“I can’t imagine myself without this book.” —Jana Larson, author of Reel Bay
Eight authors—Aimee Nezhukumatathil, Mark Wunderlich, Rachel Eliza Griffiths, Samantha Hunt, Edward Carey, Juan Felipe Herrera, Darcey Steinke, and Terrance Hayes—offer a glimpse into their notebooks and their creative process.
The author describes her failed attempts at sitting down to write, and turns to the lives and methods of famous writers, as well as her experiences as a mother, to find a way to write with a sense of spontaneity and play.
Benjamin Percy cautions beginning writers to avoid overusing backstory in their fiction, offering strategies for moving the story forward by slipping a character’s history into the dramatic present.
When I stepped off the plane in Aspen, Colorado, in June 1997, I found a 60-year-old Hunter S. Thompson waiting for me in a convertible Cadillac blasting Norman Greenbaum’s “Spirit in the Sky” at full volume. I was terrified; he was giddy.
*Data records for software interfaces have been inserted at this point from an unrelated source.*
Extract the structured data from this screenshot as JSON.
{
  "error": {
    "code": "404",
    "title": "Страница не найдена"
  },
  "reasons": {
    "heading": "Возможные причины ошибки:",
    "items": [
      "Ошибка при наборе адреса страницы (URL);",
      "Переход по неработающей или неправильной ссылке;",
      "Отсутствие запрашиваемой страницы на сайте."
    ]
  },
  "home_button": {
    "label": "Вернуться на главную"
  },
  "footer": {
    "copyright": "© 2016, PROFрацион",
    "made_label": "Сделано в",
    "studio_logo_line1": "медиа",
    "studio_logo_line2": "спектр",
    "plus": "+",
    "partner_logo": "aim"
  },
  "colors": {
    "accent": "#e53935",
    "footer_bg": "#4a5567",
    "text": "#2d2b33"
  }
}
He was playing the song because it was a part of the soundtrack put together for the film version of Fear and Loathing in Las Vegas that was scheduled to hit theaters the following summer, and he could not have been happier.
Novelists Caroline Leavitt and Jonathan Evison discuss the books that just didn’t work.
In the wake of the Charlie Hebdo massacre, a French scholar and literary translator discusses the need for translators to be well versed in intersectional knowledge of culture and history.
A personal and in-depth look at the life and poetry of John Berryman, with particular focus on The Dream Songs.
A writer learns that letting go of the need for perfectionism and allowing the creative impulse to guide the mind fluidly and freely can revitalize the practice of writing.